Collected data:
========================

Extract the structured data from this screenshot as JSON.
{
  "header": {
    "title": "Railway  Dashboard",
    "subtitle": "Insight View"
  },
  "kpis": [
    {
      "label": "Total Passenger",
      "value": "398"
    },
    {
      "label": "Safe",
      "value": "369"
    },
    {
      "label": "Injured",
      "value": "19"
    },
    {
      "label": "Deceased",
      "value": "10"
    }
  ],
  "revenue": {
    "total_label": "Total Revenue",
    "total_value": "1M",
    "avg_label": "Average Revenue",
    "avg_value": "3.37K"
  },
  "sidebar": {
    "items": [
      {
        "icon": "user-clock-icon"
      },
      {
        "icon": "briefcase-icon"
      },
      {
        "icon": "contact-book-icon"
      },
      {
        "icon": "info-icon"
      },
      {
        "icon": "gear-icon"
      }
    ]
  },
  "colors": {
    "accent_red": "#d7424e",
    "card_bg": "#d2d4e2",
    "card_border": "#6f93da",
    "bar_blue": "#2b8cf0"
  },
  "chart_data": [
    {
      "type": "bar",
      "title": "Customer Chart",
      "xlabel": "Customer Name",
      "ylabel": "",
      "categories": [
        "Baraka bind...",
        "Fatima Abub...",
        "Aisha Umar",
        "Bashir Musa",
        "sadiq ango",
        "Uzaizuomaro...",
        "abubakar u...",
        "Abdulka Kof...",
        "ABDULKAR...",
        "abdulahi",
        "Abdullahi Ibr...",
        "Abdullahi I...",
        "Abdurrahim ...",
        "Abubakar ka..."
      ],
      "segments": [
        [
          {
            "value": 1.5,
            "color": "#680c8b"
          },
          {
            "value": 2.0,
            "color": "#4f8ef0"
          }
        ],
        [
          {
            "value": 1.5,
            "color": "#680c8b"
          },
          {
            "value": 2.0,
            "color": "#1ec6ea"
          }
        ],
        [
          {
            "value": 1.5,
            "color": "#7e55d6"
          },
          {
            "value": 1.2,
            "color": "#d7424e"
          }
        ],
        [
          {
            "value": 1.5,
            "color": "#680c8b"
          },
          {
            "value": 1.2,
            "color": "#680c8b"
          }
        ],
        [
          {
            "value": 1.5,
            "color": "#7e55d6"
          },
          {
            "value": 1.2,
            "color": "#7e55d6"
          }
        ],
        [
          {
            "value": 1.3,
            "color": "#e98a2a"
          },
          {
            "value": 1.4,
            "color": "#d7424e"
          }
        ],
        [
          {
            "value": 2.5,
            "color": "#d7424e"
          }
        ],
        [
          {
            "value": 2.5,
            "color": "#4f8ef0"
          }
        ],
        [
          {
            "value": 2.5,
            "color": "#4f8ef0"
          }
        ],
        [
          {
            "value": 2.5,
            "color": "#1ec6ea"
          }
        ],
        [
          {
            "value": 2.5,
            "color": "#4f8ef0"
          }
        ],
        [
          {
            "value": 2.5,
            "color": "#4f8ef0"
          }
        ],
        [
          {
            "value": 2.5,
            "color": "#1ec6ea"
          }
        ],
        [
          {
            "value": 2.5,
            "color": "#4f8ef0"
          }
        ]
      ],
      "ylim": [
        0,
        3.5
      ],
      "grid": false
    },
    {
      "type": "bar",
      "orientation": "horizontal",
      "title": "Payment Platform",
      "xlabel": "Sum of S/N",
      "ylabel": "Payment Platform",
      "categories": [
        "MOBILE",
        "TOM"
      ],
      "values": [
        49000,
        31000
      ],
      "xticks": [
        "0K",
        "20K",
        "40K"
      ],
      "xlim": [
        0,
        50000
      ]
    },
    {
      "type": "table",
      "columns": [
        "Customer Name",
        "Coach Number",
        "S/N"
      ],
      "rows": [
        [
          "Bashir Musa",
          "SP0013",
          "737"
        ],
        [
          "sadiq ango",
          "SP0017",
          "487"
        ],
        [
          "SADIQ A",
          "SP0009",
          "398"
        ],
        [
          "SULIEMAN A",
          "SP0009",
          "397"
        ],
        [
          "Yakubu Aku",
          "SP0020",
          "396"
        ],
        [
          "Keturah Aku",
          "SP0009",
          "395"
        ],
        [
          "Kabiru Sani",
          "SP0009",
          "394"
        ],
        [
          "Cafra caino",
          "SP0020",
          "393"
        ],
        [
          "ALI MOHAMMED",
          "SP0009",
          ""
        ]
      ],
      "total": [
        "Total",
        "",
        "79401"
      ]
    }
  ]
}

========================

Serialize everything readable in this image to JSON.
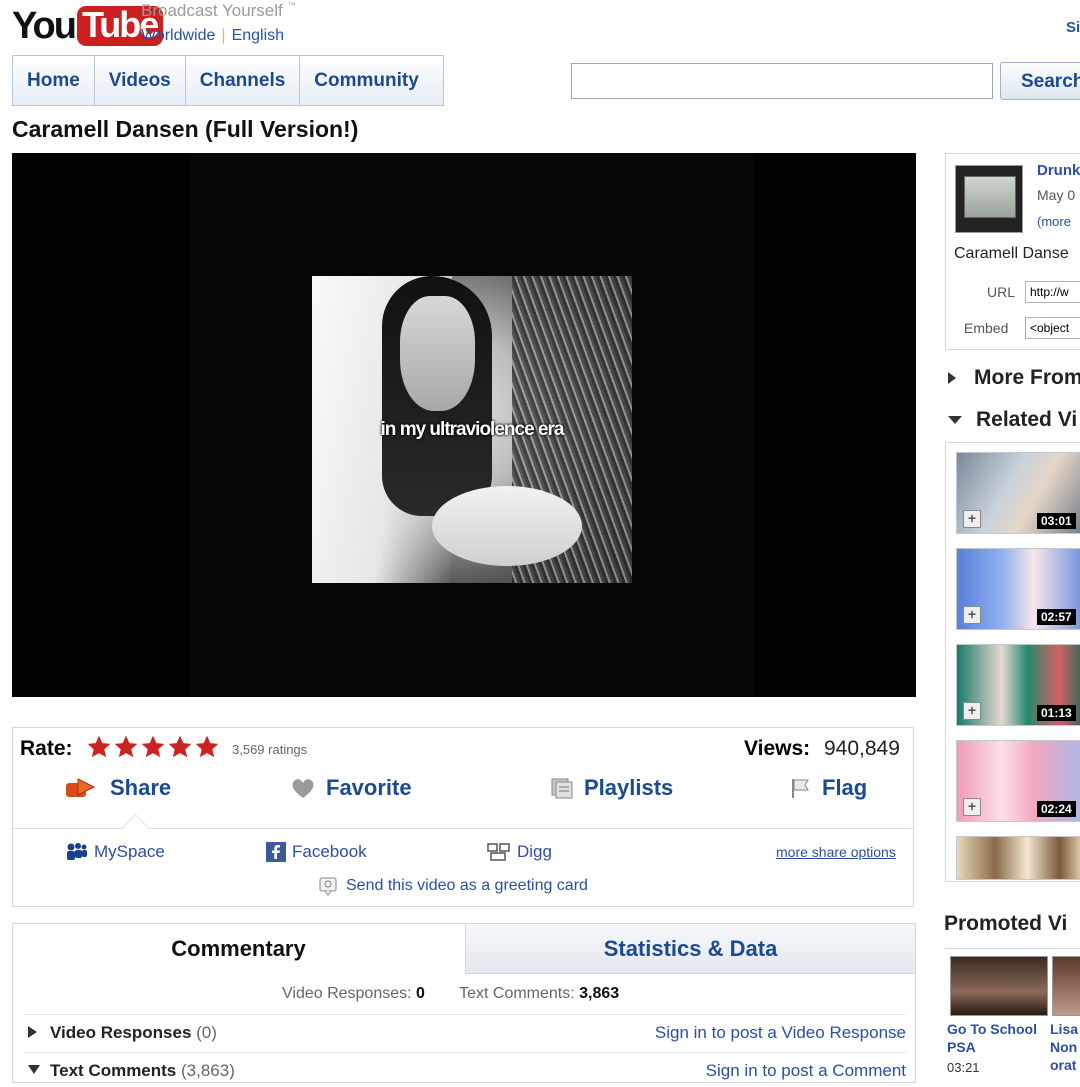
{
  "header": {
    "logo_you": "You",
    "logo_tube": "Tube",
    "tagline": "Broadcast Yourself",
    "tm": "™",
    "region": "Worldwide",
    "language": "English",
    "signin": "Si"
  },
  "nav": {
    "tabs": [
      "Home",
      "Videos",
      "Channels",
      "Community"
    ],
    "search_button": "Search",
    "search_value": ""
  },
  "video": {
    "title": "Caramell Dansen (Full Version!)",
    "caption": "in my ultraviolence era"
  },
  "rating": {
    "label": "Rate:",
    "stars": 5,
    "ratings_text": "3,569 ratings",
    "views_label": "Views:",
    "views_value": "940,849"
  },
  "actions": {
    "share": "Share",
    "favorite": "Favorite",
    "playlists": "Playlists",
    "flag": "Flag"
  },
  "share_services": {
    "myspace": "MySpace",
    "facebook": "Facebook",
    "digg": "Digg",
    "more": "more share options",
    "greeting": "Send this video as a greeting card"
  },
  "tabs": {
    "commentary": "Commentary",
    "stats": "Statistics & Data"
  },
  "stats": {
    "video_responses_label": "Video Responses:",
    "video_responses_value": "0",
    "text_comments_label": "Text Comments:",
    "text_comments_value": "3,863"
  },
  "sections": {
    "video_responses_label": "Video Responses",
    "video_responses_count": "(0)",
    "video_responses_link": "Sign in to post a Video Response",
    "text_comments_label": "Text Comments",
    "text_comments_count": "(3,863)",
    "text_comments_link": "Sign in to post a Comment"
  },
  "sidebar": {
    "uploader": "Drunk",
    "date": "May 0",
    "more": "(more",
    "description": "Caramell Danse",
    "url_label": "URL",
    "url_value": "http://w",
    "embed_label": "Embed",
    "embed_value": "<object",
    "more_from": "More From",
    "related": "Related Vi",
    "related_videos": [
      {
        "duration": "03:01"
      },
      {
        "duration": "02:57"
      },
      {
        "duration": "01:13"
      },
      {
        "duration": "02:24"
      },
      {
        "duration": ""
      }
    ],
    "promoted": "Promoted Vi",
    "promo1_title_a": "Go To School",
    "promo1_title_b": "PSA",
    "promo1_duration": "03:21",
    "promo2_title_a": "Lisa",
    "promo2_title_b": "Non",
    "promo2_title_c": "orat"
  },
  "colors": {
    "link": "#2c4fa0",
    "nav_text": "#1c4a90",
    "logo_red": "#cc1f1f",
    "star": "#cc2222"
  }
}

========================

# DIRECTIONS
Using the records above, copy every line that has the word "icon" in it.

# SOLUTION TO THIS PROBLEM
        "icon": "user-clock-icon"
        "icon": "briefcase-icon"
        "icon": "contact-book-icon"
        "icon": "info-icon"
        "icon": "gear-icon"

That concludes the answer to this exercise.